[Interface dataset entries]
***
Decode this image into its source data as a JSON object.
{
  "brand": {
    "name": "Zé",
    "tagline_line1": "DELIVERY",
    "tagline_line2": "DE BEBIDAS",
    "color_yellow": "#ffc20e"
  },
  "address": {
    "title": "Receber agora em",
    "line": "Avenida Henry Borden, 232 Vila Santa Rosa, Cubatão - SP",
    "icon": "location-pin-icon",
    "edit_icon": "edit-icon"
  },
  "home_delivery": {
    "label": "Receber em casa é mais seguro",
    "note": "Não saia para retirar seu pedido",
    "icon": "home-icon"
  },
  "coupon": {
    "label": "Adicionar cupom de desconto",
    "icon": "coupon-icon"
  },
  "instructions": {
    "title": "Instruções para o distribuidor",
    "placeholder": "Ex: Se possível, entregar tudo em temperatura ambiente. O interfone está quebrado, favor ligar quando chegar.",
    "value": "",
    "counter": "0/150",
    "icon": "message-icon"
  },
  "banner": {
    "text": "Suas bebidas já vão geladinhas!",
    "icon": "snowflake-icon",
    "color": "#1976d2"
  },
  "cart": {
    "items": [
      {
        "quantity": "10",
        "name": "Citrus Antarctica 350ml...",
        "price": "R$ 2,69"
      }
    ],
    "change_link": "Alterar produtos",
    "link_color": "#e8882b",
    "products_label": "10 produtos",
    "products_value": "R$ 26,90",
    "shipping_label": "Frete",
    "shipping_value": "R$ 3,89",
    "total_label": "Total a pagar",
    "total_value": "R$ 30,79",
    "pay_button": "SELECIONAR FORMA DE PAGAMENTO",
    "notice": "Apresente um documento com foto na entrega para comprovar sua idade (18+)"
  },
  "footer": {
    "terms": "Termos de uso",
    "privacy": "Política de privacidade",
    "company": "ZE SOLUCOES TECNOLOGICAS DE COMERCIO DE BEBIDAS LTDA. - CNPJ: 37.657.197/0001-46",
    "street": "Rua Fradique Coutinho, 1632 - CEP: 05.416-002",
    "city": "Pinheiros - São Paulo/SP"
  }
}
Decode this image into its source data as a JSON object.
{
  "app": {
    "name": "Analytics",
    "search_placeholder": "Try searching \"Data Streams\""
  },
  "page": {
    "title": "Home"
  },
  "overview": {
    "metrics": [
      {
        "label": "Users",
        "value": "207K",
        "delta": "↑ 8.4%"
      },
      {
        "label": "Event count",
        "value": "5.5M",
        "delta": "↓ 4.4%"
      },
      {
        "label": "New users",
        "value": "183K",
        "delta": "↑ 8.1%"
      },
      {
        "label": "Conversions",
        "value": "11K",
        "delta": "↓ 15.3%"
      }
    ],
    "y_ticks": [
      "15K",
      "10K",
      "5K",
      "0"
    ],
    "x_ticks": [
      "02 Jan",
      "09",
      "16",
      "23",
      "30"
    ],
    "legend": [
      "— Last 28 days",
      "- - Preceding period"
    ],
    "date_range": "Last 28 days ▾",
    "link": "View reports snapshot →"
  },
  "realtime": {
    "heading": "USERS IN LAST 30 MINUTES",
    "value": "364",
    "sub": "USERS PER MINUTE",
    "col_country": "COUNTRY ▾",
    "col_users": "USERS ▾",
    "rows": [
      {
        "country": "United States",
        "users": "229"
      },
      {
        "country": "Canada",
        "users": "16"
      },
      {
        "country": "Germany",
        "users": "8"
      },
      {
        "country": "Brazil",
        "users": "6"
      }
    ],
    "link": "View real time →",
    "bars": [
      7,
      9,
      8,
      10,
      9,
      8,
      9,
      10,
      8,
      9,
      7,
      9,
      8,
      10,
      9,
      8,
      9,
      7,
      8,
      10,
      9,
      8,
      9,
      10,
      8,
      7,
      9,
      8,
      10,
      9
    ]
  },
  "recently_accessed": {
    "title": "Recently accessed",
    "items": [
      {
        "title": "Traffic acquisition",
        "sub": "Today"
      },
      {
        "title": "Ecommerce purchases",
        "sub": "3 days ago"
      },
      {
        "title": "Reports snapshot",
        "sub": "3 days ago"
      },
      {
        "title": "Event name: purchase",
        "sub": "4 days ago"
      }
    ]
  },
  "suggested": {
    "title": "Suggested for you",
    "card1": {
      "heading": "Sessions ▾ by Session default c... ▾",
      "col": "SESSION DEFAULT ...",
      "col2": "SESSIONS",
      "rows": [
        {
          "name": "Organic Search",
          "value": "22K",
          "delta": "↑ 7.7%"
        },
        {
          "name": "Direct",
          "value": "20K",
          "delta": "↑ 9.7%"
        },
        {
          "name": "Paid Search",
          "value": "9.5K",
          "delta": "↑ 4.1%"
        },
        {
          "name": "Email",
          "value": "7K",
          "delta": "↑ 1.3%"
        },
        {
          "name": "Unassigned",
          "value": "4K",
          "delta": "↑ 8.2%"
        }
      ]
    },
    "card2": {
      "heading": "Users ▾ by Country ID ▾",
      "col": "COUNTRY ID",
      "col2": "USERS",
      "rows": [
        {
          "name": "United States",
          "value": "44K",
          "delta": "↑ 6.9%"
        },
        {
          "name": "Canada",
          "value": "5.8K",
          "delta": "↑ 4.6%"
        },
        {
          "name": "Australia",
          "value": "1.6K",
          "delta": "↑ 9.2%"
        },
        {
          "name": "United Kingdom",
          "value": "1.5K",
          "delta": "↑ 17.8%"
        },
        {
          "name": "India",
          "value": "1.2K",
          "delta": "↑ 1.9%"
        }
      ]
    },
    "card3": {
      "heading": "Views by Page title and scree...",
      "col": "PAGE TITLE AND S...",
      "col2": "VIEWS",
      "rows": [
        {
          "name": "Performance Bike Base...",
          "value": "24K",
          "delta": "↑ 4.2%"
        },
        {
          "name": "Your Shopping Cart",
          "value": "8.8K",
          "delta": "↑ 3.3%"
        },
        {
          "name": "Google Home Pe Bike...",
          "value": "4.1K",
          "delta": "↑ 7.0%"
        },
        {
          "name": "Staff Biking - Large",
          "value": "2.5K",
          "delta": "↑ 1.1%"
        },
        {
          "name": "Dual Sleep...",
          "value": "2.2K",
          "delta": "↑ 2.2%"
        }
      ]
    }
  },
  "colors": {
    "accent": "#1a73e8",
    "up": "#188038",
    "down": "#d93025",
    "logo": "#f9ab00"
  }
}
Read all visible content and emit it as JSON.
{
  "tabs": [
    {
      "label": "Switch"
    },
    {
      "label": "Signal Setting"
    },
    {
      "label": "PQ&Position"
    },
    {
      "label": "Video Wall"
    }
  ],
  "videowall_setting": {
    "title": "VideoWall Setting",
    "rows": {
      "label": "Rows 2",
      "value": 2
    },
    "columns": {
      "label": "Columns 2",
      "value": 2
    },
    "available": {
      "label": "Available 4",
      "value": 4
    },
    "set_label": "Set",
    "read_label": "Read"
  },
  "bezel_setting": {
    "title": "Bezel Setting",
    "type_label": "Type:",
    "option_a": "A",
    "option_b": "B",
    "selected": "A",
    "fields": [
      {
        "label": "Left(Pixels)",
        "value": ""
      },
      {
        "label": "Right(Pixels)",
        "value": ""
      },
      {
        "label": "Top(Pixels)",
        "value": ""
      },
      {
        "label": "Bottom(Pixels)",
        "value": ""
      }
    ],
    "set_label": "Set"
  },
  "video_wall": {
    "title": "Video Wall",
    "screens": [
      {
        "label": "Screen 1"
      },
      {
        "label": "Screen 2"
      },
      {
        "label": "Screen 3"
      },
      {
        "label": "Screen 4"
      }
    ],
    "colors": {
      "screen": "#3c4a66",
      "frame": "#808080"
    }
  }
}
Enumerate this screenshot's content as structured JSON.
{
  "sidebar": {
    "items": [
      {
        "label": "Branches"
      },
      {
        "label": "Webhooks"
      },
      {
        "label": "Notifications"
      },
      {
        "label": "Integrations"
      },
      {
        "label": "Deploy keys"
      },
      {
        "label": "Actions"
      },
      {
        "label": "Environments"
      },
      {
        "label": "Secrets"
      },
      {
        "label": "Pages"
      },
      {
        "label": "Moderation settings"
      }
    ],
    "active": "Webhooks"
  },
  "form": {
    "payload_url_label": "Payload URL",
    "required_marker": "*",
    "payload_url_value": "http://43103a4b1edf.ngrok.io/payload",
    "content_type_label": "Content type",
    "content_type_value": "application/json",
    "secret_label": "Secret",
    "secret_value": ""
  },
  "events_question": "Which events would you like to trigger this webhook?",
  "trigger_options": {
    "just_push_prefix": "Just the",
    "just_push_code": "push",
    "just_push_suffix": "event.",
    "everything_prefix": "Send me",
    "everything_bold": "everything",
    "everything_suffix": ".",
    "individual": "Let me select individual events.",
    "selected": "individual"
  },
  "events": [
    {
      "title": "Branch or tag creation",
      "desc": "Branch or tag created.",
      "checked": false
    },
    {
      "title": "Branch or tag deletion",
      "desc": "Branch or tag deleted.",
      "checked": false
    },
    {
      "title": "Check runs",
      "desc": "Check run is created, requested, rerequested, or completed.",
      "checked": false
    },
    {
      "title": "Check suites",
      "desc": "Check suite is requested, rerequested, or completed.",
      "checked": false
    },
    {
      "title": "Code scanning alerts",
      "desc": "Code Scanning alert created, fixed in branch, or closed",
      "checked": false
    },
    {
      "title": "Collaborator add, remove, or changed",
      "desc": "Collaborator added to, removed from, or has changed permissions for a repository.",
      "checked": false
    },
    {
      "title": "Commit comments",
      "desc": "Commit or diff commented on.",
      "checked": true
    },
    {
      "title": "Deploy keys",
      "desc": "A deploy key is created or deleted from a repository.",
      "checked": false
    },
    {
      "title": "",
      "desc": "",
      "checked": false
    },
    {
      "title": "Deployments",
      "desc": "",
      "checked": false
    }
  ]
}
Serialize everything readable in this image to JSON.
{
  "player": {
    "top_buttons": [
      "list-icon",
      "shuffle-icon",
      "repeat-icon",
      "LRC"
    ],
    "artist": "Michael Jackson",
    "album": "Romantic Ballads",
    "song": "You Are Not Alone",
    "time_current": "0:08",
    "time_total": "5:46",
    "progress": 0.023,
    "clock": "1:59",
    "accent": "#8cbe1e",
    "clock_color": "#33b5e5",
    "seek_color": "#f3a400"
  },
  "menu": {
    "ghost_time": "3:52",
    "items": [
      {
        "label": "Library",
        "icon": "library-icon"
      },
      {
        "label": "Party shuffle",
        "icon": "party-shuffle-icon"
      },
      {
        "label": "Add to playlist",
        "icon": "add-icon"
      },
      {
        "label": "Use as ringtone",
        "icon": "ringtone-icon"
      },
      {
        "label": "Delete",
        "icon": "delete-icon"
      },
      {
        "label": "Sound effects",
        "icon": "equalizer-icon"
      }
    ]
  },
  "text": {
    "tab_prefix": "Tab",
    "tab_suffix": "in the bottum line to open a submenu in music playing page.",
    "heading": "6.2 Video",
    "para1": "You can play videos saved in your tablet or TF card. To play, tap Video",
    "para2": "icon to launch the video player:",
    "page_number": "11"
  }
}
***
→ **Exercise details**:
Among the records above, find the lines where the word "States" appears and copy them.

→ **Solution to the problem**:
        "country": "United States",
          "name": "United States",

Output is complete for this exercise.